→ Task requirements: Your answer is to be every line of the material that includes the string "this".

→ Data for analysis:
== Segment start ==

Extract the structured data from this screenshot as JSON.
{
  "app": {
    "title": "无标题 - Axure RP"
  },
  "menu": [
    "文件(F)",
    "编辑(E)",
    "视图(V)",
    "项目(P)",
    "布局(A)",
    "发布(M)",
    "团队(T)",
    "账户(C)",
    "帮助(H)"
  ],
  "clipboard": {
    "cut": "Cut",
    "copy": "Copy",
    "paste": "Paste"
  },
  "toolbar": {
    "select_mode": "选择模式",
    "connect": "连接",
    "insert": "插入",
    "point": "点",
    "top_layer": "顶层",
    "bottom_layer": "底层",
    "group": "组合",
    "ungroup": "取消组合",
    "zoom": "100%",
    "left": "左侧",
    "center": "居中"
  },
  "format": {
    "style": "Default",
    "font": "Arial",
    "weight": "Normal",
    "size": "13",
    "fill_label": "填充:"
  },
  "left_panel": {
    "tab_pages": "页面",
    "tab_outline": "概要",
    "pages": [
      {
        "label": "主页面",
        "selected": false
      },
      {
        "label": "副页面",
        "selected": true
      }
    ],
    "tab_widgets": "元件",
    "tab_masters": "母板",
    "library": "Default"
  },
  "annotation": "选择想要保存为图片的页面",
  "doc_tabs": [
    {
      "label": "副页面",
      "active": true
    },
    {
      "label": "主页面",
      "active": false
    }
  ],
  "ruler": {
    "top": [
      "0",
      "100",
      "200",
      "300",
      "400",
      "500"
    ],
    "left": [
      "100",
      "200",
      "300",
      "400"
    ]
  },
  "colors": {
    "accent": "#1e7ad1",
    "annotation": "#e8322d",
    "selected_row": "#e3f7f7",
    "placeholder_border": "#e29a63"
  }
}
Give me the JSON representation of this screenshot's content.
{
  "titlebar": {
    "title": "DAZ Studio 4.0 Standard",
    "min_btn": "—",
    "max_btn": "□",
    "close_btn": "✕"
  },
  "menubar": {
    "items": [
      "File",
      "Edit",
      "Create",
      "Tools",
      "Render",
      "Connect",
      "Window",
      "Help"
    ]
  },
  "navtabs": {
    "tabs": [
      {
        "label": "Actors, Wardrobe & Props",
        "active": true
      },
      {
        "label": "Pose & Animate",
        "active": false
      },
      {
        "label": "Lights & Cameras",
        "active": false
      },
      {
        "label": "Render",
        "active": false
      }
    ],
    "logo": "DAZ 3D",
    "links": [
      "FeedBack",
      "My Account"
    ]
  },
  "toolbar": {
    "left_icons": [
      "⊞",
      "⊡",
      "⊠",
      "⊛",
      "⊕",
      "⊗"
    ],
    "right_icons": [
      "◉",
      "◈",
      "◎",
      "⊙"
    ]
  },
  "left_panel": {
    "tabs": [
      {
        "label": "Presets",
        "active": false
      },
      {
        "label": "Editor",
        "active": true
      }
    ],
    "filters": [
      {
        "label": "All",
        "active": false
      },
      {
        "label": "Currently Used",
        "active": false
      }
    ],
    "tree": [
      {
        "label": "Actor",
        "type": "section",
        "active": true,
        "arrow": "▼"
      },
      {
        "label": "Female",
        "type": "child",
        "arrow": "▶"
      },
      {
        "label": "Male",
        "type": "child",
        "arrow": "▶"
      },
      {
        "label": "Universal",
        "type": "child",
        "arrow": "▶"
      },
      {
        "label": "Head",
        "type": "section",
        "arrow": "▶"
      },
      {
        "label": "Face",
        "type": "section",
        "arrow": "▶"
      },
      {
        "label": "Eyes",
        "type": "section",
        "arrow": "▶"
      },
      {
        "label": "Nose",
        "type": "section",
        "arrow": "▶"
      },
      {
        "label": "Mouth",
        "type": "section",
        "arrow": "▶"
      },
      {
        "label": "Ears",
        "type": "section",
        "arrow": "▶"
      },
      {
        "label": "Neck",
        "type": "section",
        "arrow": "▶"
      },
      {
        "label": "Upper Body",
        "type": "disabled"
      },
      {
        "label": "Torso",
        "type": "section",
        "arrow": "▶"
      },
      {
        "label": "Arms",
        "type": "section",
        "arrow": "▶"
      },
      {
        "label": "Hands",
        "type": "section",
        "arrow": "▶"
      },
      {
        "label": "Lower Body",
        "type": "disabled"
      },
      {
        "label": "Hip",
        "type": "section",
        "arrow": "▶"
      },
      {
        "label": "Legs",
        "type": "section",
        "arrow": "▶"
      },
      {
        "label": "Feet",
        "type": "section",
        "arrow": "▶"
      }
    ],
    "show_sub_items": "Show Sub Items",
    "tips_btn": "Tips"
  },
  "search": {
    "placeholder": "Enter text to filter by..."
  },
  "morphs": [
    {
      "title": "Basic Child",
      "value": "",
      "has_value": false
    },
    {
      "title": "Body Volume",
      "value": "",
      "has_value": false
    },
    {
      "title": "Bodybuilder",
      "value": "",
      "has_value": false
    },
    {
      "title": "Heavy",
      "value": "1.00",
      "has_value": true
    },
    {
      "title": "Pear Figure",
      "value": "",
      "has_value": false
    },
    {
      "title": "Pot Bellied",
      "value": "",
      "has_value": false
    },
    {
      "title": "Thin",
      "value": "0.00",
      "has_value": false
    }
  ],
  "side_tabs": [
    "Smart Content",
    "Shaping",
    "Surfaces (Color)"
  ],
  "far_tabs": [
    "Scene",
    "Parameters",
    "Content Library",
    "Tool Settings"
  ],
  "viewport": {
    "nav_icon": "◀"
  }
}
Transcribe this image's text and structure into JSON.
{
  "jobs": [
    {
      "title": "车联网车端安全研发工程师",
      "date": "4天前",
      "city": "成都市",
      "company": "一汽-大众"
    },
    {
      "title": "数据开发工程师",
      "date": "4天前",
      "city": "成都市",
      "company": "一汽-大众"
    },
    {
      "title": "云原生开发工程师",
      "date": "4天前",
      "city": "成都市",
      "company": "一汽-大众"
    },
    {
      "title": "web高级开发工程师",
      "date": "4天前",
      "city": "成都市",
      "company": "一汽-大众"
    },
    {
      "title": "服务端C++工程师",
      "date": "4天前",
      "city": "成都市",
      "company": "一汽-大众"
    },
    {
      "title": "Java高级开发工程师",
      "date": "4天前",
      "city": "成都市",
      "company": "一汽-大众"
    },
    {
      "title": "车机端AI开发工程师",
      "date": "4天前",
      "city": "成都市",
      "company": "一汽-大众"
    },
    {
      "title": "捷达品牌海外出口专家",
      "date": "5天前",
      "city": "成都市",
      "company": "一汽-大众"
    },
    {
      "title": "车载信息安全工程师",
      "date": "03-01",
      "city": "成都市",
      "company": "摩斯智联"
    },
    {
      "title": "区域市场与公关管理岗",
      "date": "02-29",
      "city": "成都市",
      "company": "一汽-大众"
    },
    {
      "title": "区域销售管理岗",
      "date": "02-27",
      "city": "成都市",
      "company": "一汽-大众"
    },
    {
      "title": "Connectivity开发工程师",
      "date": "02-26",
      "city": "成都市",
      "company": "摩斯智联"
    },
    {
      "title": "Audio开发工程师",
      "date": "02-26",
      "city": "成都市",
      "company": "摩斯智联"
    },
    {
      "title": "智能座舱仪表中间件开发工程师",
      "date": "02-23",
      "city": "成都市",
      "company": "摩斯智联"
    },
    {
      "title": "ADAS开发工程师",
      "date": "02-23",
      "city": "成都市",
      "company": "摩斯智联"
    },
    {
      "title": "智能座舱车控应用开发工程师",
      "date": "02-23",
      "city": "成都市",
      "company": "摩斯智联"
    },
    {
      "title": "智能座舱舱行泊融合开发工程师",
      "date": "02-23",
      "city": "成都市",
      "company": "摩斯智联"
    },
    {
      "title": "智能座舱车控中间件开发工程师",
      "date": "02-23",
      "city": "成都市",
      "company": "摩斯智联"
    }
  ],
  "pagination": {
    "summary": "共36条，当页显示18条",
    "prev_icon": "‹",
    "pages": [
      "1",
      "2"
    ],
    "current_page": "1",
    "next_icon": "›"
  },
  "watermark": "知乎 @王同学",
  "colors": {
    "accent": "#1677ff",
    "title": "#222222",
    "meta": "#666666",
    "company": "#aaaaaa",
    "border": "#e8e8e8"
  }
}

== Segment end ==

→ Written solution:
Extract the structured data from this screenshot as JSON.
Give me the JSON representation of this screenshot's content.
Transcribe this image's text and structure into JSON.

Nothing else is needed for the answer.